KOKOMO, Ind. — It’s been 25 years since Joann Kaiser directed the first community play in Tipton, Indiana, which now boasts a thriving theater presence unexpected in a small town.
“It’s an added nuance to our community. We have a good thing going here, and I hope it lasts,” said Kaiser, senior lecturer in communication arts at Indiana University Kokomo.
The first show, Our Town, which was a great success, led to a production of Fiddler on the Roof, also directed by Kaiser. Buoyed by their success, planners formed the Tipton Community Theatre, a not-for-profit organization dedicated to the performing arts.
“We didn’t know how long it might last, and how a community that small could support it, but they have,” said Kaiser, who now serves on the board of directors. “It gives people the ability to see art and performance at work, close to home.
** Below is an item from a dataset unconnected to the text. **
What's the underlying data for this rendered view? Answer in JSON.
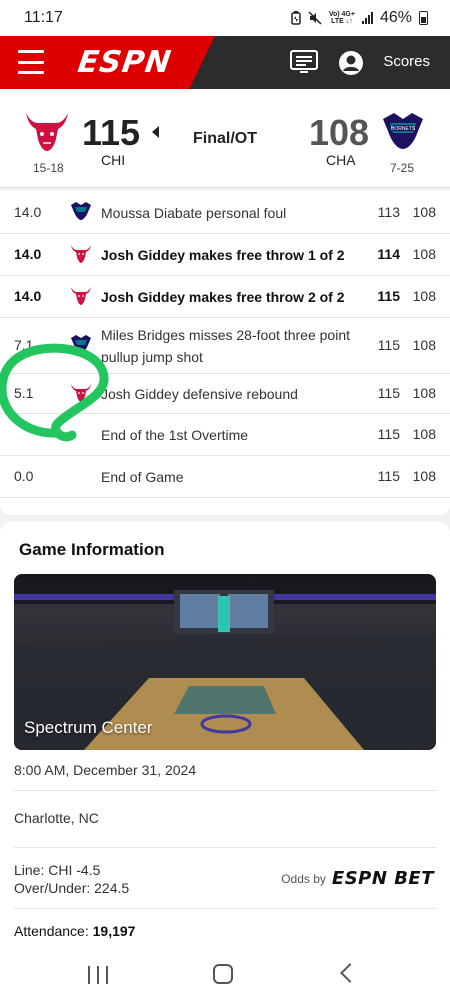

For a low price, they can see high-quality shows.”
Twenty-five years after the first production, the organization flourishes, performing four shows each year, including one children’s production. In addition, they coordinate a Performing Arts Camp during the summer for youth.
Kaiser played the Wicked Witch of the West in an early production of The Wizard of Oz, and laughs remembering cast reaction to her first appearance in full make up and costume.
“I walked out on the stage and did the cackle, and all the little kids ran,” she said. “It was a challenge to get them to stay on stage.”
After a few seasons of directing and performing with the group, Kaiser moved from the area, and didn’t return for 10 years.
“While I was gone, the organization took off,” she said. “There were a lot more people involved. When I saw the shows they had done, and the number of people who had gone through, the volunteers who had participated, I was so proud of the outcome for this program.”
During the 25th anniversary year, Kaiser and the board are dreaming big, raising money to buy a building they currently borrow for storage.
“Our big dream is to expand from just a warehouse, into a place we can offer classes, teaching singing, dancing, music, and acting,” she said. “We would also like to eventually create a small auditorium, for a more intimate space than the high school auditorium.”
Kaiser began teaching at IU Kokomo in 1988 as an adjunct. Her theater involvement started with an acting course, and “it took off from there,” sharing her passion both on campus and in Tipton.
“Theatre allows a person to find identity, community, and expression of the human soul,” Kaiser said. “The Tipton theatre group is my family. I have watched students find acceptance with their peers and learn skills for team-building, problem solving, and explore issues of diversity.”
Indiana University Kokomo serves north central Indiana.